Where "true" appears in a line of the entries below, that line should be copied.

> **Data records**

══════════

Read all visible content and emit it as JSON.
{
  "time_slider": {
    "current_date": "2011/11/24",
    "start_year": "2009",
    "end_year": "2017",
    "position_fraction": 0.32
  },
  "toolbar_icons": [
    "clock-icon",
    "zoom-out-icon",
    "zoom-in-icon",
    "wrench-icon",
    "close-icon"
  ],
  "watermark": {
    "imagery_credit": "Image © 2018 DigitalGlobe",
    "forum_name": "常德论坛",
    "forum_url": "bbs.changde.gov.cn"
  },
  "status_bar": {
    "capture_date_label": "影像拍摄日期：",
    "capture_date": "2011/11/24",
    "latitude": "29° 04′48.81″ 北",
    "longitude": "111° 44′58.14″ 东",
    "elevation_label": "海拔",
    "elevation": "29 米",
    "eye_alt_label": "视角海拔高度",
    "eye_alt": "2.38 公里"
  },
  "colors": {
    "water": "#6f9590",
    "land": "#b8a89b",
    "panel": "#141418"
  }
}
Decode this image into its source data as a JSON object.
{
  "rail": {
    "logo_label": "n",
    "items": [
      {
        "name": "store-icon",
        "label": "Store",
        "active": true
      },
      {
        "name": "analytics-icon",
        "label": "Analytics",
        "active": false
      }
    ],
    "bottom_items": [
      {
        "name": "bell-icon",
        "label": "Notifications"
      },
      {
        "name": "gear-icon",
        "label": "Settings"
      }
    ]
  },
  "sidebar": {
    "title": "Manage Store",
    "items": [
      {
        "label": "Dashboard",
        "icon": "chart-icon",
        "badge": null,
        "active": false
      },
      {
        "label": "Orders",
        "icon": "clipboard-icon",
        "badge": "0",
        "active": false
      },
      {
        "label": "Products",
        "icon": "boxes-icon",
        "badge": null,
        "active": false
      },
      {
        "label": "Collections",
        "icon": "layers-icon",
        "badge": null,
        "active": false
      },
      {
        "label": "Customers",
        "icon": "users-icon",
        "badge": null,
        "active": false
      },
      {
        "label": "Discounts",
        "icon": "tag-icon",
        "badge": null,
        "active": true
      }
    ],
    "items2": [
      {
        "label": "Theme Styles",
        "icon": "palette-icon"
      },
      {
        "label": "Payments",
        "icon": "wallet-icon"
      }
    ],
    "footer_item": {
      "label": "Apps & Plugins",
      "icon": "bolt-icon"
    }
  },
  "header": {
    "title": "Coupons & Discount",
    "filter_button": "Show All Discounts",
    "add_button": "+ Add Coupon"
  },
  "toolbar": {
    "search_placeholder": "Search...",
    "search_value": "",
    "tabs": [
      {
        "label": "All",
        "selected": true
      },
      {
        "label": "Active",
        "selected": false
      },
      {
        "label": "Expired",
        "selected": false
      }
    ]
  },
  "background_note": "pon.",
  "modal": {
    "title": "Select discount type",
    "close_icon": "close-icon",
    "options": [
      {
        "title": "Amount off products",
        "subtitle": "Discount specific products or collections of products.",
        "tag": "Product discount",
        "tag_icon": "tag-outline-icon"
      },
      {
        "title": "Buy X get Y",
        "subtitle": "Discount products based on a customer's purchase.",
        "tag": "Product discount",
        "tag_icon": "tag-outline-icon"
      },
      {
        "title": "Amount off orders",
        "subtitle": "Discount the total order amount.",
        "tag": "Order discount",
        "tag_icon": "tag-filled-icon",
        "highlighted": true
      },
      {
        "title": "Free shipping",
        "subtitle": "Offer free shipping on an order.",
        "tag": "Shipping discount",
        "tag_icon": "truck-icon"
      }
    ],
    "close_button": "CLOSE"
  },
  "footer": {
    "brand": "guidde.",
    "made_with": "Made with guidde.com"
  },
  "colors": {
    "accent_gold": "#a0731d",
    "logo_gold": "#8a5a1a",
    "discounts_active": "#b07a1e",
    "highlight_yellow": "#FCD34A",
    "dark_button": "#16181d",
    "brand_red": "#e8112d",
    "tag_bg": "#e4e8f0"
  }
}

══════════

> **Output for this task**
        "active": true
        "active": true
        "selected": true
        "highlighted": true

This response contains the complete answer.